“Shaukatullah and his brother, Farhatullah, are both involved in the Akshardham temple attack,” DNA newspaper quoted a senior Intelligence officer as saying. “Both the brothers were initially trained by Jaish-e-Mohammad after which they worked in Ahmedabad. When their names figured in the list of suspects in the Akshardham attack case in 2002, both fled to Saudi Arabia.” Farhatullah Ghouri is still absconding, the paper said.

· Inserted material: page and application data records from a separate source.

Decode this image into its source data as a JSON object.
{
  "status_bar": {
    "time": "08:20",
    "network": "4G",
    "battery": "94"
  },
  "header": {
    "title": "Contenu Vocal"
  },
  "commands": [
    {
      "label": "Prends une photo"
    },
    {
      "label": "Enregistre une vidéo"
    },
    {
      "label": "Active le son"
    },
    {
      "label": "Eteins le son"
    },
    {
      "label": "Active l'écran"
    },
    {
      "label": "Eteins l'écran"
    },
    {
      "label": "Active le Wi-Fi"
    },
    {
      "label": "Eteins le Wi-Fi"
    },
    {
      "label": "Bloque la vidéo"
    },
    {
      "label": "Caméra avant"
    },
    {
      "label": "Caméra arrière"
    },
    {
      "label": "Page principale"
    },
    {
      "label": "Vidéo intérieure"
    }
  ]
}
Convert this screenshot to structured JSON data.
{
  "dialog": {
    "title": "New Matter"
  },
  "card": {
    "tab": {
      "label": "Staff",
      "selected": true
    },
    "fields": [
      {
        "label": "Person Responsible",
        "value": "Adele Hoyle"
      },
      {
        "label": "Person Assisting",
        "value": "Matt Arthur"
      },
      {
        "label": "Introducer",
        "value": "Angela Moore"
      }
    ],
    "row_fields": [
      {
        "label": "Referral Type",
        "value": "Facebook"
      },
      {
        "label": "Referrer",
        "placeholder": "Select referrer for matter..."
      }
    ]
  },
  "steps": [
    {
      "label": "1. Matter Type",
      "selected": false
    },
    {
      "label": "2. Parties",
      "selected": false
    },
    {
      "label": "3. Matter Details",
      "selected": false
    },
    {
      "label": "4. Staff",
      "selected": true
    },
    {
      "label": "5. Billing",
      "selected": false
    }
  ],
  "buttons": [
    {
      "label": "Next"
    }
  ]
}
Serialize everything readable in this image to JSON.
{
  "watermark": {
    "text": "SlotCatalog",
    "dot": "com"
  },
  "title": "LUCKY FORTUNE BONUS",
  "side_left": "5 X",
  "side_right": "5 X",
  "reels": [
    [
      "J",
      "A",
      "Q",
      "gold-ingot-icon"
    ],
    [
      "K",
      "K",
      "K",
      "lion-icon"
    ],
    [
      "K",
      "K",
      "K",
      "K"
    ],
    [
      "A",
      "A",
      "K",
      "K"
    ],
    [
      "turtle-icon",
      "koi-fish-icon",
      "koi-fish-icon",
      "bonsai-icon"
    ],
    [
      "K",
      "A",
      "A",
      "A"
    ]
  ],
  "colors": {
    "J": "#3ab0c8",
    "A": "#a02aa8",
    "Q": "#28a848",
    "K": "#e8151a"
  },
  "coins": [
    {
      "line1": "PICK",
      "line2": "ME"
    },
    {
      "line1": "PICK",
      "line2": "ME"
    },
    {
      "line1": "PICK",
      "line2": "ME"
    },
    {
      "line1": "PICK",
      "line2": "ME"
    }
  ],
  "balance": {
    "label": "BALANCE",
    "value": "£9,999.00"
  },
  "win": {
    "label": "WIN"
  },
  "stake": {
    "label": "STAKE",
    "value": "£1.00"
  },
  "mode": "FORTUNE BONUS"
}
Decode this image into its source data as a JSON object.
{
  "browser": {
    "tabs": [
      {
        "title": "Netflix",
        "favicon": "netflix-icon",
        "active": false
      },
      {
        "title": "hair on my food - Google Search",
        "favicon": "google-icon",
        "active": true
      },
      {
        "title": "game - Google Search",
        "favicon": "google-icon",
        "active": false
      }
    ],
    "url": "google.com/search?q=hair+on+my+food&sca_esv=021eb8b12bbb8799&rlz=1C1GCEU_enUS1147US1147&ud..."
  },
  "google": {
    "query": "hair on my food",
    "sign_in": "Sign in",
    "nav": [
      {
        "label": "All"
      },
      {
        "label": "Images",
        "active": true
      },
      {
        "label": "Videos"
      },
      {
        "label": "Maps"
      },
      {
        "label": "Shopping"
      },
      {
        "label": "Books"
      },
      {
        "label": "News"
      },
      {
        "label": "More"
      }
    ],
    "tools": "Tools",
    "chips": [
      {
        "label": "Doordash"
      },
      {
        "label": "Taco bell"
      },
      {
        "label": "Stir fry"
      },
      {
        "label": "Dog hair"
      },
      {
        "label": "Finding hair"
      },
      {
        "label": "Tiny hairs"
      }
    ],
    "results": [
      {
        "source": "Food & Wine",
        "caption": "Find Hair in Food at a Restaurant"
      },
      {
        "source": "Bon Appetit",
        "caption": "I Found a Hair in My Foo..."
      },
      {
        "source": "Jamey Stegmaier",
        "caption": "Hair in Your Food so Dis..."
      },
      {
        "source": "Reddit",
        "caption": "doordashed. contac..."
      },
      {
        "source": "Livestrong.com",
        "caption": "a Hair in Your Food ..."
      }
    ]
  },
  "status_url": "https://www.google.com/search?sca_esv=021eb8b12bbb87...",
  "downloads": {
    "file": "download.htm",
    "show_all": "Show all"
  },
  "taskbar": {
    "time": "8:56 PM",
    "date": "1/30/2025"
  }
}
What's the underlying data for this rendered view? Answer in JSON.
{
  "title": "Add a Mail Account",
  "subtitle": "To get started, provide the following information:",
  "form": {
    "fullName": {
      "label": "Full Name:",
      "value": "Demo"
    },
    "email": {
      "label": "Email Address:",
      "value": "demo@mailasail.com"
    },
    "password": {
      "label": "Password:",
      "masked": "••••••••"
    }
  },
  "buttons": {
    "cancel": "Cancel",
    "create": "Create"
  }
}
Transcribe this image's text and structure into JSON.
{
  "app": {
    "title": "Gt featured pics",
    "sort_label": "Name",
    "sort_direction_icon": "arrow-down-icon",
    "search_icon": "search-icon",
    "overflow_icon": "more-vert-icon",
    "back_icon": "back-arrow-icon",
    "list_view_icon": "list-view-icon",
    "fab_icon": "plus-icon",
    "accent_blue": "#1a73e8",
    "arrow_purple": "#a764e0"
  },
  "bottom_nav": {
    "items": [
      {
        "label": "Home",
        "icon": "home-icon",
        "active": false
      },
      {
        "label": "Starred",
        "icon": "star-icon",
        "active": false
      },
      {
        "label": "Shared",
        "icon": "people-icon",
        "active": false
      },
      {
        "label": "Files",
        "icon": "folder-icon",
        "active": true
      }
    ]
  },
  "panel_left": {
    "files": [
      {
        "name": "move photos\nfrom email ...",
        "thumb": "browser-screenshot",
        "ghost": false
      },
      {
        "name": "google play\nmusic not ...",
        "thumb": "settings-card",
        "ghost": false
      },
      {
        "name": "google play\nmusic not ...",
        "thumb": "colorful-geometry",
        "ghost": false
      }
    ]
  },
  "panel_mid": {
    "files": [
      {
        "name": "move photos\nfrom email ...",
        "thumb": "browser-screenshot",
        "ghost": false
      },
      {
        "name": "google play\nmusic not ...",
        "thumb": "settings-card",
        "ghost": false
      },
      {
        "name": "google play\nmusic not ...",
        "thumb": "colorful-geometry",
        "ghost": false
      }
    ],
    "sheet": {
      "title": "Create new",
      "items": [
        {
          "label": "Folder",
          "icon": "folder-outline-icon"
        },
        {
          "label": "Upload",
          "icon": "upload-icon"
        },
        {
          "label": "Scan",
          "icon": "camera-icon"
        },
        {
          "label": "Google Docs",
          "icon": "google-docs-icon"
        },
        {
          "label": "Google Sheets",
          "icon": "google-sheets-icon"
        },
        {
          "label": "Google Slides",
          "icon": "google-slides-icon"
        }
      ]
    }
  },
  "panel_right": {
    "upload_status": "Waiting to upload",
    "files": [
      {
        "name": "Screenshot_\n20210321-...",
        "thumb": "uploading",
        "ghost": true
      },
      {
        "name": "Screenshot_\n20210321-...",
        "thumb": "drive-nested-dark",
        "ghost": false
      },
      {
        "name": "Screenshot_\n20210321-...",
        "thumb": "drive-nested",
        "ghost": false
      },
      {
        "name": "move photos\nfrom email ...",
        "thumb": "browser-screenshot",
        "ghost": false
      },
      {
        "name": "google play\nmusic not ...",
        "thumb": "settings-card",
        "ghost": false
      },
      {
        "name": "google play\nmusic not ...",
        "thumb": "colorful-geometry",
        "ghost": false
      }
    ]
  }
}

However, few among the worshippers at Hai Al-Wazarat Mosque in Riyadh believe the allegations against Ghouri, a Hafizul Qur’an (memorizer of Qur’an), who has been serving at the mosque for the past two decades.
Hussain Al-Wadani, the Saudi imam of Masjid Al-Salwa, where Ghouri worked, felt that Ghouri would be absolved of the charges.
“God willing, Ghouri will come clean because he is an innocent man,” the imam told a group of Indian Muslims at the mosque, trying to ally their concerns over news of the arrest.
Ghouri is a professional muezzin and well known for his good character, voice and skills of recitation of the Qur’an and for the azan (prayer call), one of the Indians in the group told Saudi Gazette, asking not to be identified.

“It seems Ghouri is being framed,” he said. “We have been reading media reports and watching news channels on how the police have been victimizing innocent people, and strangely enough some were even killed in fake encounters.”
The Imam said he would do his best to support Ghouri in whatever paperwork he might require from Riyadh.
Others who frequent the mosque said they would sign a petition for submission to Indian Ambassador M.O.H. Farooq seeking his intervention for the safe release of Ghouri.

Rashid Abdul Qayoom, a regular worshipper at the mosque, said he has know Ghouri since he arrived in Saudi Arabia. “Ghouri is a legal resident of Saudi Arabia. He arrived in Riyadh on a “free visa” sometime in 1989, and since 1991 he has been working as a muezzin at Masjid Al-Salwa, Qayoom said.
Many students of the Qur’an memorization madrasa that Ghouri ran at his house were also shocked by news of the arrest. All of Ghouri’s children are Hafiz (who have memorized the Holy Qur’an).

Ghouri’s neighbor told Saudi Gazette that Ghouri was drawing a monthly salary package of around SR2,100 which was hardly enough for his six-member family’s monthly expenses. “The muezzin sahib very often spoke about financial hardship, particularly when it came to payment of annual housing rent,” the neighbor said. Ghouri managed by running the Qur’an memorization school which has an enrolment of around 20 students, he said.

To travel to India, Ghouri chose to fly Oman Air for its comparatively cheaper fares, the neighbor added, speaking on condition of anonymity.
According to Indian news reports, Ghouri was taken to an undisclosed location where he was interrogated by officials of OCTOPUS and the local police. His wife and children were taken to a farmhouse where their baggage was searched and their passports and some educational certificates were seized. His wife and children were later released.

Ghouri was handed over to the Gujarat police on Sunday morning as a non-bailable arrest warrant is pending against him in the Akshardham case, reports said. – SG